I asked Susan what inspired her, in particular, to stay with the family business. She shared that, first, she did something for herself and got a degree. She graduated in three years with honors from UH with a business management degree. After that, she was inspired to resume helping support her family and its legacy as well as Abdallah’s evolvement and growth.
“When it comes down to it, my favorite part of the job, it’s the flexibility,” she says. “It’s being able to meet people and see people and I have you know a big unique bond. I mean, I have seen so many kids from, you know, their mother’s stomach to, you know going to college. And you know, it’s… it’s really cool. You have a special bond, so that’s really neat.”
But working with your entire family in a restaurant does create some issues from time to time, notes Susan.
“Okay so the worst part of a family business is just the stress of being in a family and how it’s overall wonderful yet difficult.
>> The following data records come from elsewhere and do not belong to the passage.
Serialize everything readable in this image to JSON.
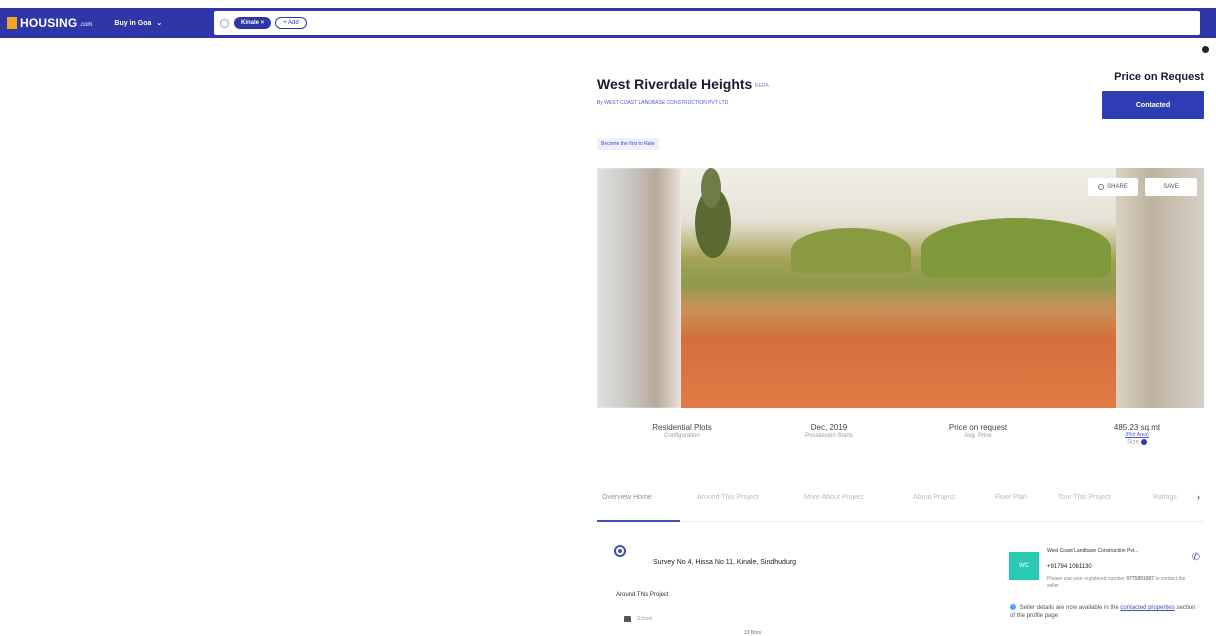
{
  "header": {
    "logo_text": "HOUSING",
    "logo_domain": ".com",
    "buy_dropdown": "Buy in Goa",
    "search_chip": "Kinale",
    "add_chip": "+ Add"
  },
  "project": {
    "title": "West Riverdale Heights",
    "rera_label": "RERA",
    "developer": "By WEST COAST LANDBASE CONSTRUCTION PVT LTD",
    "review_tag": "Become the first to Rate",
    "price_title": "Price on Request",
    "contacted_label": "Contacted"
  },
  "gallery": {
    "share_label": "SHARE",
    "save_label": "SAVE"
  },
  "stats": {
    "config_value": "Residential Plots",
    "config_key": "Configuration",
    "possession_value": "Dec, 2019",
    "possession_key": "Possession Starts",
    "price_value": "Price on request",
    "price_key": "Avg. Price",
    "size_value": "485.23 sq.mt",
    "size_link": "(Plot Area)",
    "size_key": "Size"
  },
  "tabs": [
    "Overview Home",
    "Around This Project",
    "More About Project",
    "About Project",
    "Floor Plan",
    "Tour This Project",
    "Ratings"
  ],
  "location": {
    "address": "Survey No 4, Hissa No 11, Kinale, Sindhudurg",
    "around_title": "Around This Project",
    "school_label": "School",
    "school_distance": "13 Kms"
  },
  "seller": {
    "avatar": "WC",
    "name": "West Coast Landbase Construction Pvt...",
    "phone": "+91794 1061130",
    "note_prefix": "Please use your registered number",
    "note_number": "9775891987",
    "note_suffix": "to contact the seller",
    "notice_prefix": "Seller details are now available in the",
    "notice_link": "contacted properties",
    "notice_suffix": "section of the profile page"
  }
}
They have their way of doing something. I have my way of doing something, and that clash is very difficult. So, I think that’s the hardest part of this business,” she says. “Also, when everybody else is enjoying, we’re the ones doing the work. So, we’re doing all that, so, that’s, you know, you wanna be out at that Christmas party but you also have to be the one doing the food!”
The Abdallah family’s kitchen really is Abdallah’s Lebanese Restaurant and Bakery. There is almost no cooking that Susan does in her own home, almost all of her kitchen time is spent int he kitchen of Abdallah’s.
“Yeah, I mean, that’s all we eat. We like to go out whenever we can, but this is our kitchen,” she shrugs. “This is my kitchen. I don’t cook at home. I’m notorious for just remodeling my kitchen right now and being laughed at by my entire family because I don’t use my kitchen.”
I asked about the family’s olive oil brand, Old Country. The brand was started by Susan and her sister, Rita. Her family visits Lebanon yearly to personally pick olives at the family groves, and then hand-press the oil, and hand-bottle it themselves as well, all to make sure it’s going straight from press to bottle.
“It’s premium extra virgin olive oil, not just extra virgin,” she says. “It’s amazing. We produce the oil once yearly and we often run out because it’s such a great product.”
At Abdallah’s, there’s also a small selection of Lebanese goods on shelves for sale. The section has been remodeled several times, as it originally started as more a grocery and just a little bit of deli, including just some shawarma.
“Over the years we just focused on the food because that’s, you know, just what we did best. Now we just kind of keep a refined selection of the staples,” she says. “I mean, really, so much has changed in how Houston sees food. When I was younger and I would take a sandwich with a pita bread, and I would throw it away as soon as I got to school. I would be embarrassed. Nobody took pita sandwiches, you know, back in the ’80s. It was like, ‘What are you eating? What is that?’ Now, American moms are buying the super healthy pita bread all the time and, you know, sending it off to school with their kids.”
Susan claims that working with her family here has also helped her with her Arabic. She said that when she was little, she just spoke broken Arabic, but, now, after working at the restaurant for so many years and engaging with so many different customers, she’s fluent.
And when it comes to the secret of Abdallah’s longevity, Susan has some ideas.
“It’s not so much about success and growth,” she notes. “I just really look up to the vision that my family had in starting this because the dream was to come here. My father’s dream was originally just to come here, make some money, and go back home. You know, it was not to come here and establish something, but he did. My family did.”